EXERCISE INPUTS:
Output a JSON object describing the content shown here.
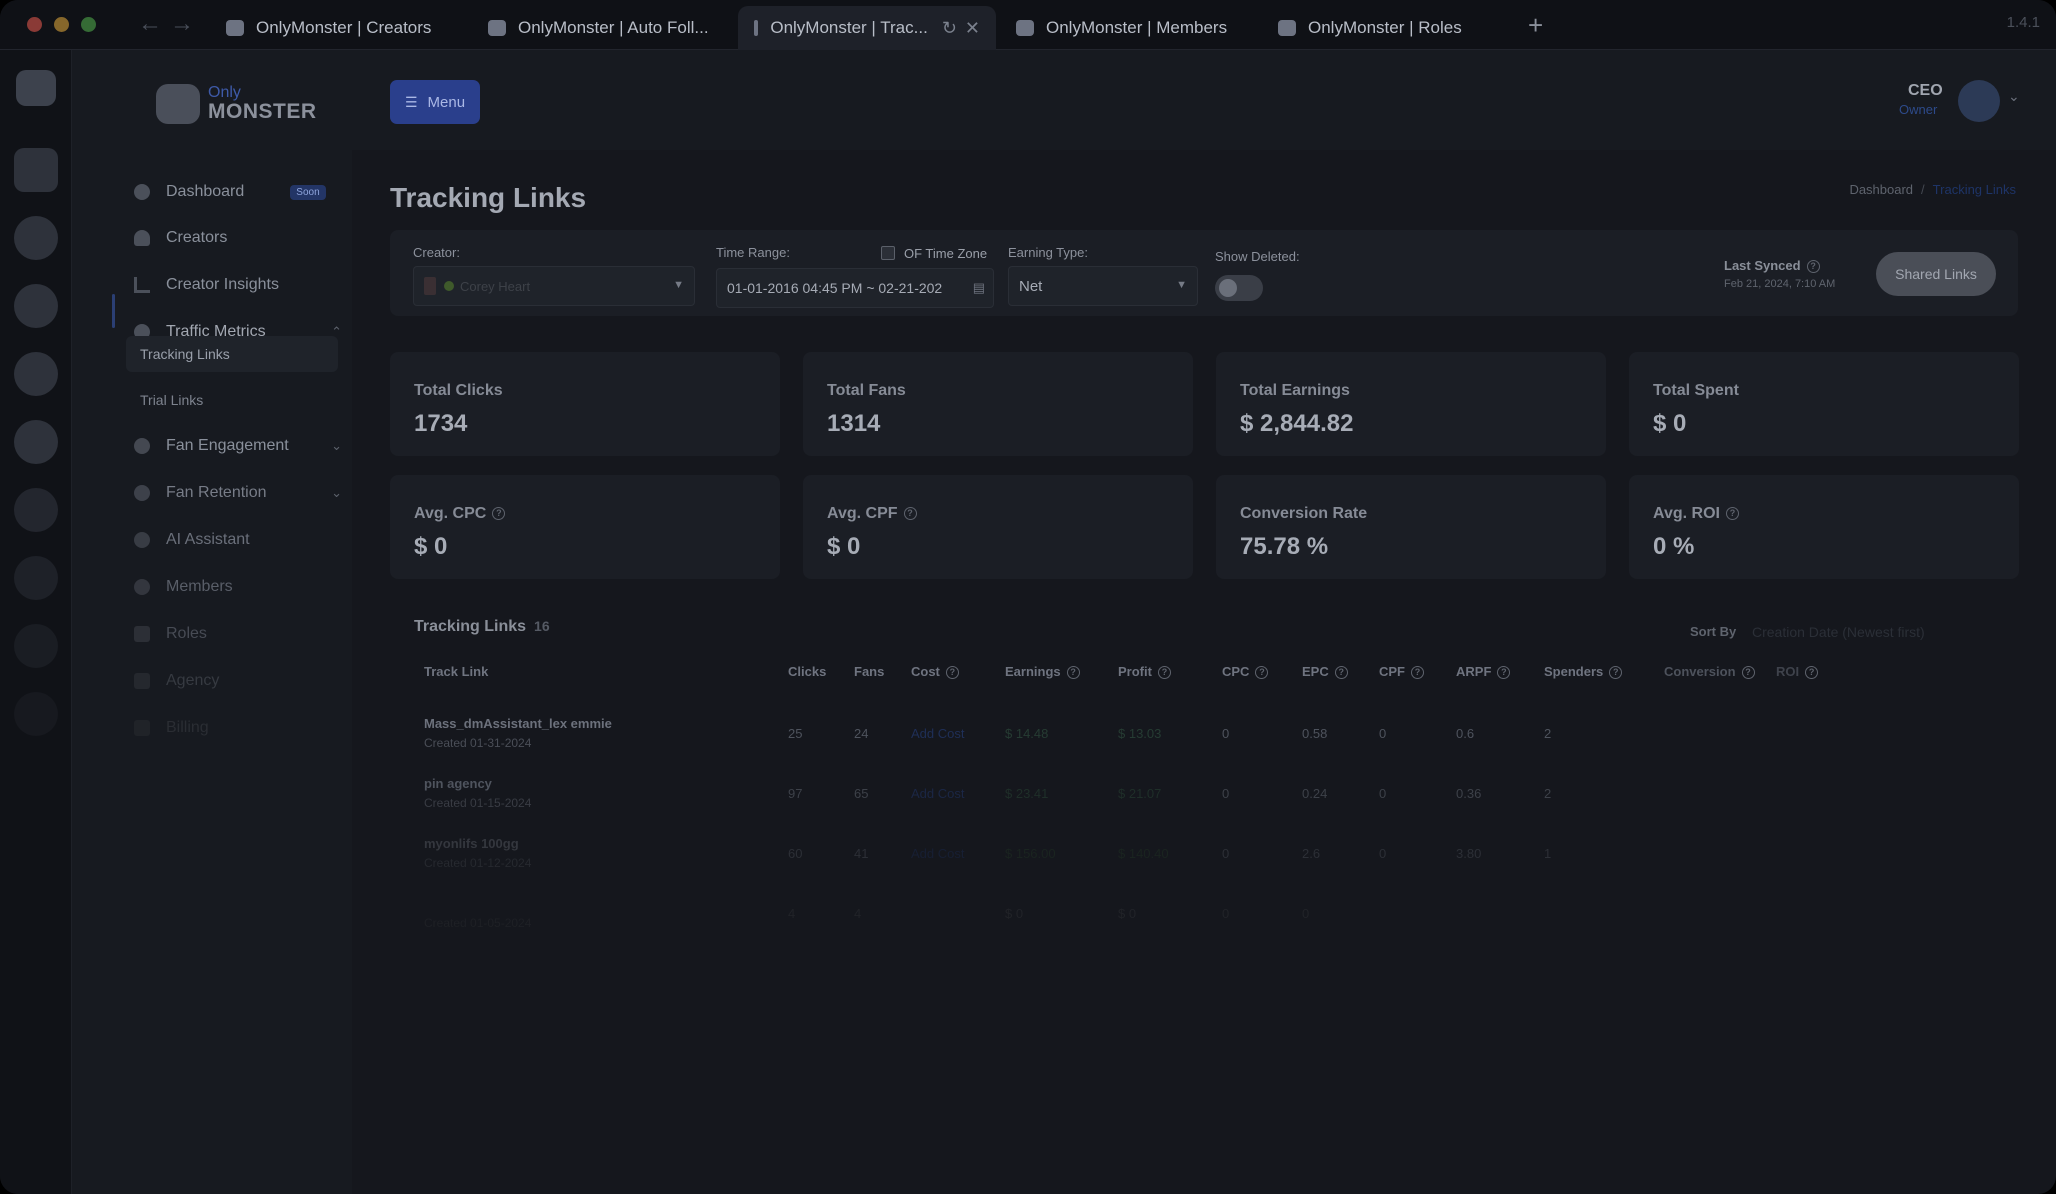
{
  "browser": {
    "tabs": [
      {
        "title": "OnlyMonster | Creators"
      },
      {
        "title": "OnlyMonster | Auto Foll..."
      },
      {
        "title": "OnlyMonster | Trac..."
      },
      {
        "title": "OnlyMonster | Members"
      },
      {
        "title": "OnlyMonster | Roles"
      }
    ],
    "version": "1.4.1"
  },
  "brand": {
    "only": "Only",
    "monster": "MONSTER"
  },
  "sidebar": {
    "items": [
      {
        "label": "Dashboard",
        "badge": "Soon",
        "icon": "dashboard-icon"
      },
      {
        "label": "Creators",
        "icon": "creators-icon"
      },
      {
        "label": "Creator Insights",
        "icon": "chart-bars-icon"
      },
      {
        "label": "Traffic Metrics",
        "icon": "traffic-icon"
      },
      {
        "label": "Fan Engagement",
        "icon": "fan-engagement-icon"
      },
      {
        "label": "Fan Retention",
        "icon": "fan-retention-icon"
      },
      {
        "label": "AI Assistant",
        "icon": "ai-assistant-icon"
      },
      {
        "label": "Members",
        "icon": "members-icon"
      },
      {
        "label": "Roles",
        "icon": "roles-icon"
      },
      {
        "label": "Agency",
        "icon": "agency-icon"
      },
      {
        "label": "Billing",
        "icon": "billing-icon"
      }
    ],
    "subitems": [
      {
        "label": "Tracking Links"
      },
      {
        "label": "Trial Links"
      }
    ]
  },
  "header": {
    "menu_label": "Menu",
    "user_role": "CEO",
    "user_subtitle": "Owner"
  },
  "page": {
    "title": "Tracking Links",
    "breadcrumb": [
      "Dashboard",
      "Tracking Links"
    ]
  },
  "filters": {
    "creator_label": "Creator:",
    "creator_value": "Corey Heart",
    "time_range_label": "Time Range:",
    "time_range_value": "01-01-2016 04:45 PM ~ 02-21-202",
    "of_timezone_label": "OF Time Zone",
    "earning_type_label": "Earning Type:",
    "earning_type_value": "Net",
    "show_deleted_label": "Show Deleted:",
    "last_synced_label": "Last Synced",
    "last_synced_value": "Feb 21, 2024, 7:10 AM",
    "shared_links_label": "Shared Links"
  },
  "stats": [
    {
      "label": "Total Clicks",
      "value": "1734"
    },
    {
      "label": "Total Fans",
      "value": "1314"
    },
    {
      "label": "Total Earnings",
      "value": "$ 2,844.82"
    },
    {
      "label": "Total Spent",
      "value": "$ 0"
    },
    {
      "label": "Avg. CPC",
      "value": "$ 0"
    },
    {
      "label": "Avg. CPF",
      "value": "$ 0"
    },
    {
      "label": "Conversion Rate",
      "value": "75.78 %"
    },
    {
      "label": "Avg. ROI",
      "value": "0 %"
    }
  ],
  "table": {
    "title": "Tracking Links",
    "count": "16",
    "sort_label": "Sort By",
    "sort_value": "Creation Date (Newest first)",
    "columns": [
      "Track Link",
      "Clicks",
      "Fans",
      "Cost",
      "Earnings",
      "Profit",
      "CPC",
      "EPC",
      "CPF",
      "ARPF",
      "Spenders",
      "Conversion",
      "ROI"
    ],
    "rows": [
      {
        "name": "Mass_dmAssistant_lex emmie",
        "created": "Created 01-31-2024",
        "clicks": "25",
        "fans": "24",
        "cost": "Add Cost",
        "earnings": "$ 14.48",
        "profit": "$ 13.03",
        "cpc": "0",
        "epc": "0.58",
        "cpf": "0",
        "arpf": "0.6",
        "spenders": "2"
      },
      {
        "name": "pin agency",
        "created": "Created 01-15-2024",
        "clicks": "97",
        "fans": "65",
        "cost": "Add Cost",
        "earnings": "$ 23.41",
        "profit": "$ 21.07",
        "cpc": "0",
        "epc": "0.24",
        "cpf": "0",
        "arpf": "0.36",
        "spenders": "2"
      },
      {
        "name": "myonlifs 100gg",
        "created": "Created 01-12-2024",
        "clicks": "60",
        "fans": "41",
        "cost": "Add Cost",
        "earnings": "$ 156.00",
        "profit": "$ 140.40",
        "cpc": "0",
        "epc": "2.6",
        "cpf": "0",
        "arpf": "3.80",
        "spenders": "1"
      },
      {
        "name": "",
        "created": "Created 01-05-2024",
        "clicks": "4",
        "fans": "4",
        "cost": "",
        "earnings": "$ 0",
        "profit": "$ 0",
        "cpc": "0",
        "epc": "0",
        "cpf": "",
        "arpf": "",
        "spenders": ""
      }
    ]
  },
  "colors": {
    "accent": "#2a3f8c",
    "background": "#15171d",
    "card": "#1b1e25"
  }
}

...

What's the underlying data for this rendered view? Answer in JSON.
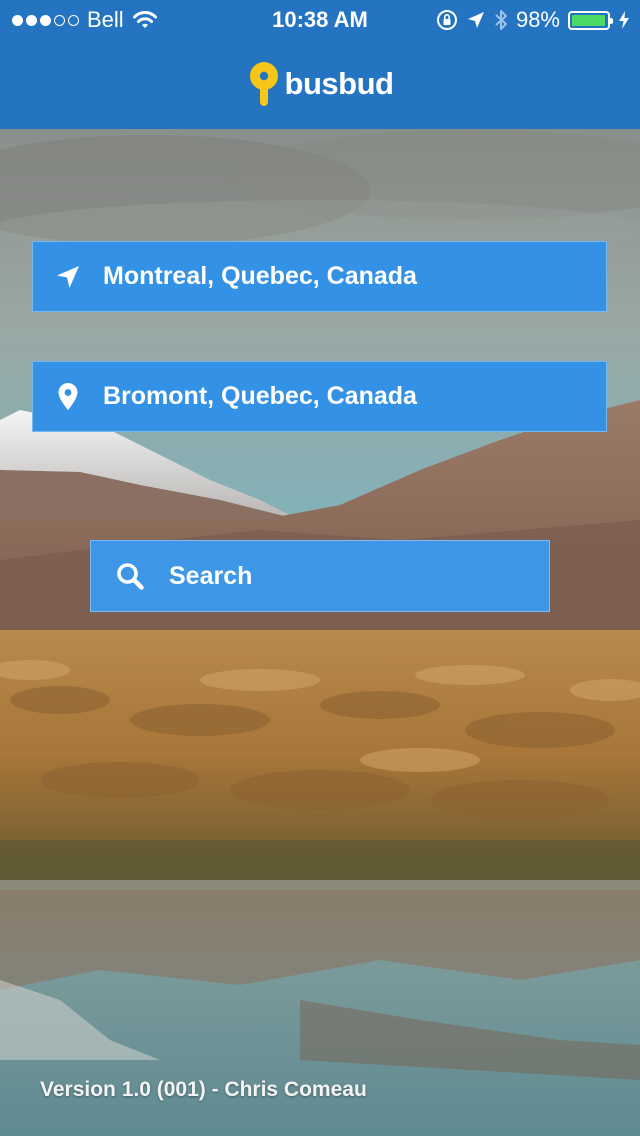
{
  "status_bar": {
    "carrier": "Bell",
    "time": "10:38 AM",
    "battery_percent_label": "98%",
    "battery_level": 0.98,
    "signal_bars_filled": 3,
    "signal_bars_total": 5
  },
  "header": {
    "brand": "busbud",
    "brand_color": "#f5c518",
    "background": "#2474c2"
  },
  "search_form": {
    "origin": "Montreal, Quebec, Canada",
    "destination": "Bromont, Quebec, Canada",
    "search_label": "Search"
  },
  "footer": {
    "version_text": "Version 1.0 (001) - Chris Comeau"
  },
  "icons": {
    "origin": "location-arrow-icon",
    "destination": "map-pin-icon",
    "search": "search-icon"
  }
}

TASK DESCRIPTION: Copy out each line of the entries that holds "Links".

TASK SOLUTION:
        "label": "Tracking Links"
        "label": "Trial Links"
    "title": "Tracking Links",
      "Tracking Links"
    "shared_links_label": "Shared Links"
    "title": "Tracking Links",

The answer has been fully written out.